These cases are a cause of worry, the journal notes, because it involves the biggest batch of closely related cases since a cluster of eight infected people was reported in Indonesia in May 2006.
The latest outbreak has also coerced Pakistani health authorities to pore over hospital records from the past few months to see, retrospectively, whether there has been any upsurge in the incidence of respiratory illnesses, the report adds.
"Human-to-human transmission cannot be ruled out, as it has occurred on a limited basis on several occasions in the past," the journal quoted Gregory Hartl, a spokesman for WHO, as saying. "Tests of 40 people who have had contact with the patients have so far all turned up negative. Genetic sequencing will help to pin down the mode of transmission and whether any important genetic changes have occurred in the virus," he said.
The strategy for the WHO team calls for early diagnosis of cases, in the hope that blanket treatment with antivirals will stamp out an emerging pandemic before it spirals out of control. Computer models suggest that for this to have any chance of succeeding, WHO would have a window of three weeks for this diagnosis at most.
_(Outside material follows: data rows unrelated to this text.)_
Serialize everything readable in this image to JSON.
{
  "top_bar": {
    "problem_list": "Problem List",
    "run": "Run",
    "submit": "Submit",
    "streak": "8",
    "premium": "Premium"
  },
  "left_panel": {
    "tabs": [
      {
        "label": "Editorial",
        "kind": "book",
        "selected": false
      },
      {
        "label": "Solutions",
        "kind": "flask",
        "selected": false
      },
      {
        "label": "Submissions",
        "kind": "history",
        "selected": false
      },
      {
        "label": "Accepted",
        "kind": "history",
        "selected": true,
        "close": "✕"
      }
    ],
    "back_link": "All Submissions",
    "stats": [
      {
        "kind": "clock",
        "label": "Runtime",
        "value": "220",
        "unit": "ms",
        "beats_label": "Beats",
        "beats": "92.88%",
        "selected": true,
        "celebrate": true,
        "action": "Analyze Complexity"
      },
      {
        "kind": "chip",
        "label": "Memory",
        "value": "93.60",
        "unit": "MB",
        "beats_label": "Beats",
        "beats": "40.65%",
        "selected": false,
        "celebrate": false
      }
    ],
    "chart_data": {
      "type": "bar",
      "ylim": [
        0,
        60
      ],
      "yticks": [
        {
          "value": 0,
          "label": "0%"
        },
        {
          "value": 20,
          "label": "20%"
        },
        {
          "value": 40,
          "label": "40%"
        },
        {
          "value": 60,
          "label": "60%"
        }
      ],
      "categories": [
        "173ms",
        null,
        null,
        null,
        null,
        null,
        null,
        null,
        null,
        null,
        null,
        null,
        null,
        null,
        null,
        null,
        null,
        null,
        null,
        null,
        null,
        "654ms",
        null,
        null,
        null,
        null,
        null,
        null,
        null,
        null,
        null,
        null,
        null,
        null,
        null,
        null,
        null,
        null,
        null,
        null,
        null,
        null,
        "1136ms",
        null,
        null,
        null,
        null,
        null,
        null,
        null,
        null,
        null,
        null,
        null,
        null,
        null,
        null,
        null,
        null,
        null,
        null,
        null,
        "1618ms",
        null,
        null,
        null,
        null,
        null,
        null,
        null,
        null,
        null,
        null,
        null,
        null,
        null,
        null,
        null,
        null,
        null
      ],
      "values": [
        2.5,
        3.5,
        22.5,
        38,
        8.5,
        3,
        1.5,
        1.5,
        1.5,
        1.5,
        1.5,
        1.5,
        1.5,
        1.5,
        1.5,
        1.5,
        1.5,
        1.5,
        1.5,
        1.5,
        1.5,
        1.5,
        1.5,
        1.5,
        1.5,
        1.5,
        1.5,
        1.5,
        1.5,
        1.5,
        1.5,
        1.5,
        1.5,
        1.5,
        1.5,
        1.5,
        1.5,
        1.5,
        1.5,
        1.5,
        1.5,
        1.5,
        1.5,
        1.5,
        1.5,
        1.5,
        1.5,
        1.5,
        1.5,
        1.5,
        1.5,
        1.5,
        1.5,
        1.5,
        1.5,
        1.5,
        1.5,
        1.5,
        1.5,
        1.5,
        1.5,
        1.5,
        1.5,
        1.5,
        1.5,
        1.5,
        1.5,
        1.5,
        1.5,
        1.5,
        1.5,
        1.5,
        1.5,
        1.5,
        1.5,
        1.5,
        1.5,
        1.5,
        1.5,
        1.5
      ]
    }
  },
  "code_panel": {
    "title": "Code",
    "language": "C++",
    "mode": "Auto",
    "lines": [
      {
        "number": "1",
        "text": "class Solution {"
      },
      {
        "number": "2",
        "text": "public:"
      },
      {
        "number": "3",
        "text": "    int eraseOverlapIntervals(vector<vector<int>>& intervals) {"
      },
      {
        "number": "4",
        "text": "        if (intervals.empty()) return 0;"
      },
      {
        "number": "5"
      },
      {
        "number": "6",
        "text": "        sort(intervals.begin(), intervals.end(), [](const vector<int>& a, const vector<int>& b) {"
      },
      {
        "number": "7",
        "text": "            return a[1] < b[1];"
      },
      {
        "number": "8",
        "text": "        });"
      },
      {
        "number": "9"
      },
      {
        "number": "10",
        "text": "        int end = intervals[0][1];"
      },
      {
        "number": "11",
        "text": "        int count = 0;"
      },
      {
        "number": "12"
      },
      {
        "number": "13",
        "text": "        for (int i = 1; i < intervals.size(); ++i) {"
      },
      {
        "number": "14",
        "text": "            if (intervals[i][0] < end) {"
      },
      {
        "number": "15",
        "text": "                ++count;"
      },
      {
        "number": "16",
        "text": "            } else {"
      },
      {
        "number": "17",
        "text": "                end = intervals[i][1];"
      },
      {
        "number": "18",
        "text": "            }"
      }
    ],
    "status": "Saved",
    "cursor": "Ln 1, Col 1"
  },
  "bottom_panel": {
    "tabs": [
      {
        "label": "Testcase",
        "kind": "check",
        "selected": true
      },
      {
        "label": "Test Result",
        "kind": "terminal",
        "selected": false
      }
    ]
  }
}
Cases of bird flu continue to occur worldwide, mostly in Indonesia, and this is the colder time of year when flu is expected to hit hardest in the northern hemisphere.